The final possible situation is that a deceased dies leaving behind no spouse, no AIP and no descendants. In that situation the estate will go in its entirety to the following individuals, in descending priority:

  • the deceased’s parents;
  •  any descendants of the deceased’s parents;
  • the deceased grandparents or their descendants.

As you can see, dying intestate means a lack of control over the distribution of assets. Beyond simply not being able to choose their heirs, the deceased also loses out on all the potential advantages that come with a good estate plan.

For example, when planning ahead of time, an individual can strategically decide how to distribute his or her assets on death to minimize taxes and maximize the benefit to their heirs. When dying intestate, there is no flexibility to do this kind of preemptive tax planning.

Intestacy also adds potential stress and cost to family members by requiring them to apply for a grant of administration. Until a grant is obtained, no one can deal with the deceased’s assets. This can be a serious issue where the deceased held all the family assets solely in his or her name and family members depended on that person for financial support. That time lag could have serious consequences.

We therefore strongly recommend that all individuals prepare Wills, especially where they have a complicated family situation or have dependants who rely on them for financial support. As discussed above, a lawyer can help make sure you meet all the necessary legal requirements for creating a valid Will, avoiding all of the issues that come along with intestacy. Early and well-advised estate planning can also have a myriad of other benefits.

Any of the members of our McLennan Ross Wills & Estates team would be happy to discuss your estate planning needs with you.

[1] SA 2010, c W-12.2 [W&S Act].

[2] Ibid, s 15.

[3] Ibid, s 16.

[4] Ibid, s 17.

[5] Ibid, s 37.

[6] SA 2014, c E-12.5, s 13(1)(b).

[7] W&S Act, s 61(1)(a).

[8] Ibid, s 61(1)(b); Preferential Share (Intestate Estates) Regulation, Alta Reg 217/2011, s 1.

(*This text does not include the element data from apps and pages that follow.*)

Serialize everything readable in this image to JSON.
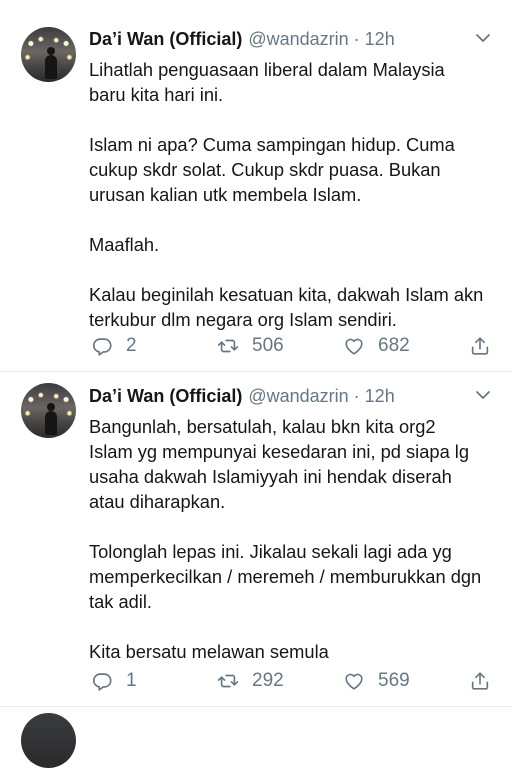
{
  "tweets": [
    {
      "display_name": "Da’i Wan (Official)",
      "handle": "@wandazrin",
      "separator": "·",
      "time": "12h",
      "paragraphs": [
        "Lihatlah penguasaan liberal dalam Malaysia baru kita hari ini.",
        "Islam ni apa? Cuma sampingan hidup. Cuma cukup skdr solat. Cukup skdr puasa. Bukan urusan kalian utk membela Islam.",
        "Maaflah.",
        "Kalau beginilah kesatuan kita, dakwah Islam akn terkubur dlm negara org Islam sendiri."
      ],
      "replies": "2",
      "retweets": "506",
      "likes": "682"
    },
    {
      "display_name": "Da’i Wan (Official)",
      "handle": "@wandazrin",
      "separator": "·",
      "time": "12h",
      "paragraphs": [
        "Bangunlah, bersatulah, kalau bkn kita org2 Islam yg mempunyai kesedaran ini, pd siapa lg usaha dakwah Islamiyyah ini hendak diserah atau diharapkan.",
        "Tolonglah lepas ini. Jikalau sekali lagi ada yg memperkecilkan / meremeh / memburukkan dgn tak adil.",
        "Kita bersatu melawan semula"
      ],
      "replies": "1",
      "retweets": "292",
      "likes": "569"
    }
  ],
  "icons": {
    "reply": "reply-icon",
    "retweet": "retweet-icon",
    "like": "heart-icon",
    "share": "share-icon",
    "menu": "chevron-down-icon"
  },
  "colors": {
    "text": "#14171a",
    "secondary": "#657786",
    "divider": "#e6ecf0"
  }
}
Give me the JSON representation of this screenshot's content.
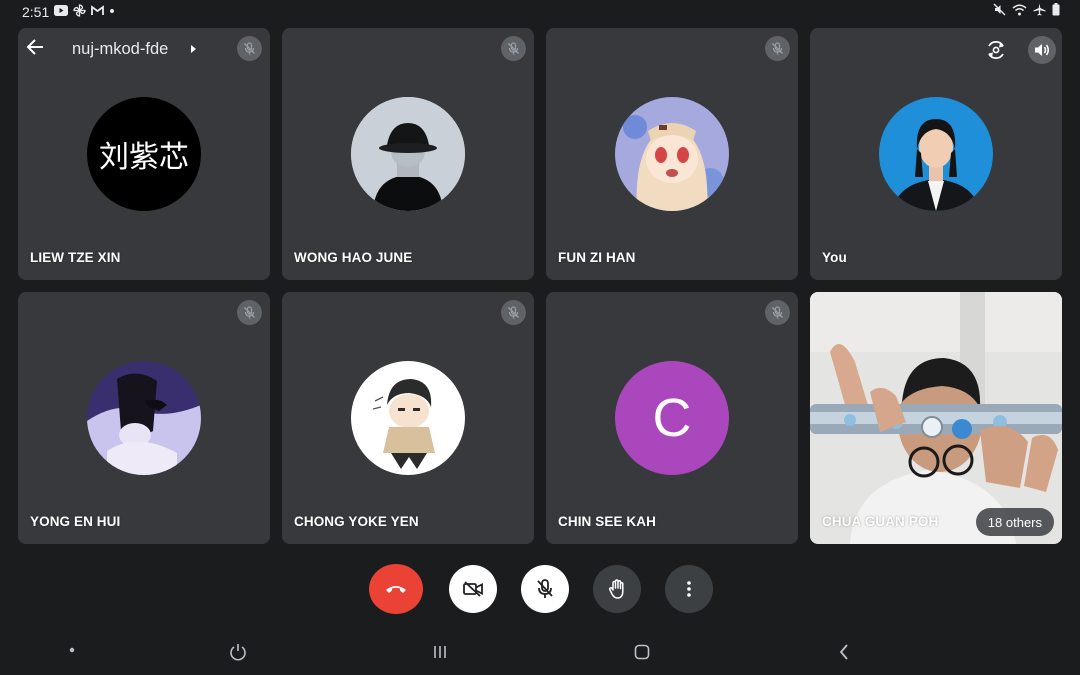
{
  "status_bar": {
    "time": "2:51",
    "left_icons": [
      "youtube-icon",
      "pinwheel-icon",
      "gmail-icon",
      "dot-icon"
    ],
    "right_icons": [
      "mute-icon",
      "wifi-icon",
      "airplane-icon",
      "battery-icon"
    ]
  },
  "meeting": {
    "code": "nuj-mkod-fde"
  },
  "tiles": [
    {
      "name": "LIEW TZE XIN",
      "avatar_text": "刘紫芯",
      "muted": true
    },
    {
      "name": "WONG HAO JUNE",
      "muted": true
    },
    {
      "name": "FUN ZI HAN",
      "muted": true
    },
    {
      "name": "You",
      "muted": false
    },
    {
      "name": "YONG EN HUI",
      "muted": true
    },
    {
      "name": "CHONG YOKE YEN",
      "muted": true
    },
    {
      "name": "CHIN SEE KAH",
      "avatar_letter": "C",
      "muted": true
    },
    {
      "name": "CHUA GUAN POH",
      "others": "18 others"
    }
  ],
  "colors": {
    "tile_bg": "#38393c",
    "end_call_red": "#ea4335",
    "chin_avatar_purple": "#ab47bc",
    "you_avatar_blue": "#1e8fd8"
  },
  "controls": [
    "end-call",
    "camera-off",
    "mic-off",
    "raise-hand",
    "more-options"
  ],
  "nav": [
    "dot",
    "power",
    "recents",
    "home",
    "back"
  ]
}
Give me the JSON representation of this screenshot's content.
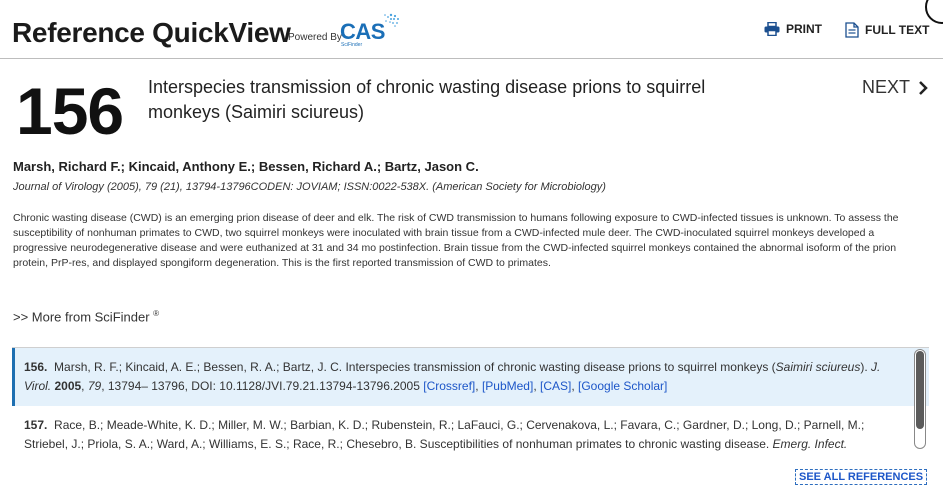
{
  "header": {
    "title": "Reference QuickView",
    "powered_by": "Powered By",
    "logo_text": "CAS",
    "logo_sub": "SciFinder",
    "print_label": "PRINT",
    "full_text_label": "FULL TEXT"
  },
  "article": {
    "ref_number": "156",
    "title": "Interspecies transmission of chronic wasting disease prions to squirrel monkeys (Saimiri sciureus)",
    "next_label": "NEXT",
    "authors": "Marsh, Richard F.; Kincaid, Anthony E.; Bessen, Richard A.; Bartz, Jason C.",
    "journal": "Journal of Virology (2005), 79 (21), 13794-13796CODEN: JOVIAM; ISSN:0022-538X. (American Society for Microbiology)",
    "abstract": "Chronic wasting disease (CWD) is an emerging prion disease of deer and elk. The risk of CWD transmission to humans following exposure to CWD-infected tissues is unknown. To assess the susceptibility of nonhuman primates to CWD, two squirrel monkeys were inoculated with brain tissue from a CWD-infected mule deer. The CWD-inoculated squirrel monkeys developed a progressive neurodegenerative disease and were euthanized at 31 and 34 mo postinfection. Brain tissue from the CWD-infected squirrel monkeys contained the abnormal isoform of the prion protein, PrP-res, and displayed spongiform degeneration. This is the first reported transmission of CWD to primates.",
    "more_label": ">> More from SciFinder",
    "more_sup": "®"
  },
  "references": [
    {
      "num": "156.",
      "authors": "Marsh, R. F.; Kincaid, A. E.; Bessen, R. A.; Bartz, J. C. Interspecies transmission of chronic wasting disease prions to squirrel monkeys (",
      "species": "Saimiri sciureus",
      "after_species": "). ",
      "journal": "J. Virol.",
      "year": "2005",
      "volume": "79",
      "pages": ", 13794– 13796,  DOI: 10.1128/JVI.79.21.13794-13796.2005  ",
      "links": [
        "[Crossref]",
        "[PubMed]",
        "[CAS]",
        "[Google Scholar]"
      ]
    },
    {
      "num": "157.",
      "text": "Race, B.; Meade-White, K. D.; Miller, M. W.; Barbian, K. D.; Rubenstein, R.; LaFauci, G.; Cervenakova, L.; Favara, C.; Gardner, D.; Long, D.; Parnell, M.; Striebel, J.; Priola, S. A.; Ward, A.; Williams, E. S.; Race, R.; Chesebro, B. Susceptibilities of nonhuman primates to chronic wasting disease. ",
      "journal": "Emerg. Infect."
    }
  ],
  "see_all_label": "SEE ALL REFERENCES",
  "colors": {
    "accent": "#1d6fb1",
    "link": "#1d56c8",
    "highlight_bg": "#e4f1fb"
  }
}
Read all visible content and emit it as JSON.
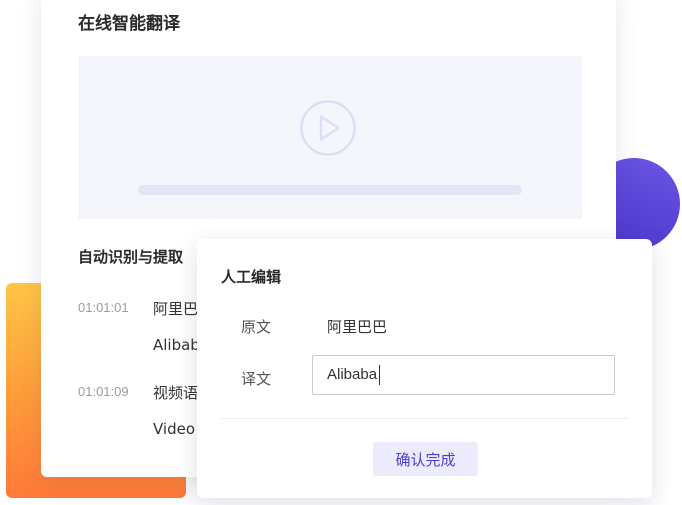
{
  "video_panel": {
    "title": "在线智能翻译",
    "progress": 1.0
  },
  "subtitles": {
    "section_title": "自动识别与提取",
    "items": [
      {
        "time": "01:01:01",
        "original": "阿里巴",
        "translation": "Alibab"
      },
      {
        "time": "01:01:09",
        "original": "视频语",
        "translation": "Video"
      }
    ]
  },
  "edit_dialog": {
    "title": "人工编辑",
    "original_label": "原文",
    "original_value": "阿里巴巴",
    "translation_label": "译文",
    "translation_value": "Alibaba",
    "confirm_label": "确认完成"
  },
  "colors": {
    "accent": "#4b3fd0",
    "accent_bg": "#ebebfb",
    "deco_orange": "#ff9a3a",
    "deco_purple": "#5a44d8"
  }
}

[9] Note, however, that if the spouse and deceased were separated for more than 2 years prior to the deceased’s death, the W&S Act, section 63, deems that spouse to have predeceased the deceased.

[10] SA 2002, c A-4.5, ss 1(1)(a), 3.

[11] W&S Act, s 66.